In other cases, people with cancer notice symptoms such as an unusual lump or a sore that won’t heal. Blood tests, biopsies (removal of a small tissue sample for testing) and different types of imaging (such as CT scans or ultrasound) can confirm a cancer diagnosis. But many cancers have no symptoms during their early stages and are not diagnosed until they are advanced and hard to treat.
How is cancer treated?
Cancer treatment will depend on a variety of factors, such as where the cancer is located, its genetic characteristics, how large it is and whether it has spread from its original site to other parts of the body at the time of diagnosis. Cancers are classified by stage, which helps determine prognosis and treatment options.
- Stage 0: carcinoma in situ, or noninvasive precancerous abnormal cells
- Stage I: small noninvasive primary tumors that have not spread beyond the original site

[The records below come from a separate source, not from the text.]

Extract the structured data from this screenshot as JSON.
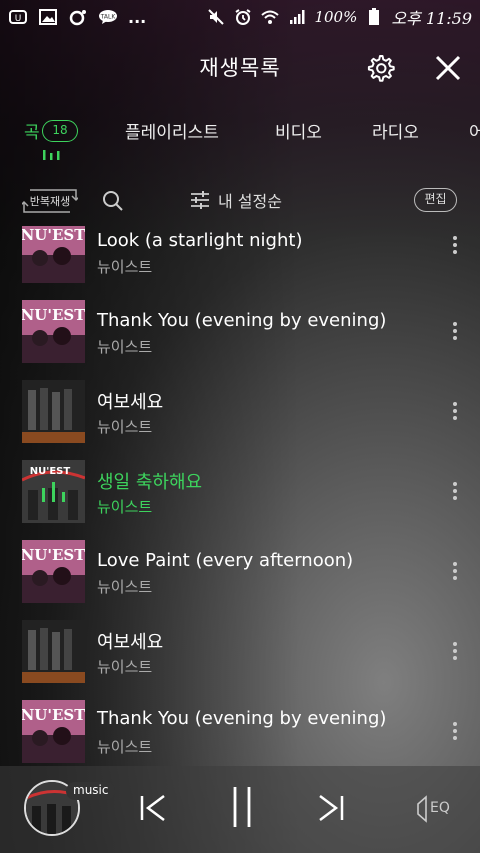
{
  "status_bar": {
    "battery": "100%",
    "time": "오후 11:59",
    "more": "..."
  },
  "header": {
    "title": "재생목록"
  },
  "tabs": [
    {
      "label": "곡",
      "badge": "18",
      "active": true
    },
    {
      "label": "플레이리스트"
    },
    {
      "label": "비디오"
    },
    {
      "label": "라디오"
    },
    {
      "label": "어"
    }
  ],
  "controls": {
    "repeat_label": "반복재생",
    "sort_label": "내 설정순",
    "edit_label": "편집"
  },
  "songs": [
    {
      "title": "Look (a starlight night)",
      "artist": "뉴이스트",
      "cover": "nuest-pink"
    },
    {
      "title": "Thank You (evening by evening)",
      "artist": "뉴이스트",
      "cover": "nuest-pink"
    },
    {
      "title": "여보세요",
      "artist": "뉴이스트",
      "cover": "group-dark"
    },
    {
      "title": "생일 축하해요",
      "artist": "뉴이스트",
      "cover": "nuest-action",
      "playing": true
    },
    {
      "title": "Love Paint (every afternoon)",
      "artist": "뉴이스트",
      "cover": "nuest-pink"
    },
    {
      "title": "여보세요",
      "artist": "뉴이스트",
      "cover": "group-dark"
    },
    {
      "title": "Thank You (evening by evening)",
      "artist": "뉴이스트",
      "cover": "nuest-pink"
    }
  ],
  "player": {
    "tag": "music",
    "eq_label": "EQ"
  },
  "colors": {
    "accent": "#3dd35d",
    "text": "#ffffff",
    "subtext": "#aaaaaa"
  }
}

- Stage II: larger tumors without involvement of nearby lymph nodes, or only minimal involvement
- Stage III: larger tumors that have spread to local lymph nodes and surrounding tissues
- Stage IV: cancer that has spread to distant parts of the body
Cancer has traditionally been treated with a combination of surgery, chemotherapy and radiation therapy. If a cancer is caught early enough, it can sometimes be completely removed, a procedure known as resection. People who have this type of surgery may also need chemotherapy or radiation therapy to kill any residual cancer cells that might remain.
Traditional chemotherapy drugs work by killing fast-growing cells. But in addition to cancer cells, it can also destroy rapidly dividing healthy cells, such as those in the gut, bone marrow or hair follicles, leading to side effects including nausea, low blood cell counts and hair loss.
Targeted therapies work against cancers with specific characteristics. For example, they may interfere with signaling pathways that regulate cell growth or prevent formation of blood vessels needed to supply a growing tumor. Hormone or endocrine therapy deprives tumors of hormones that stimulate their growth. Targeted treatment is often better tolerated than traditional chemotherapy, but the cancer may develop resistance over time.
Immunotherapy, the newest type of treatment, helps the immune system fight cancer. For example, some tumors can turn off immune responses against them, and checkpoint inhibitors can restore T cells’ ability to recognize and destroy cancer cells. The risk with this type of treatment is that it can trigger excessive immune responses that damage healthy tissue. Current immunotherapy drugs work for only a subset of patients, and it is not easy to predict who will benefit.
In some cases, treatment leads to complete remission, meaning no detectable cancer remains. Some cancers are considered cured if remission lasts five years or more. Other people experience partial remission, or tumor shrinkage, which can relieve cancer symptoms and prolong survival. Cancer is easier to treat if it is caught early, which is why it is important to get the recommended screening tests.
For more information about cancer, please visit our sister site Cancer Health.
Last Reviewed: August 22, 2017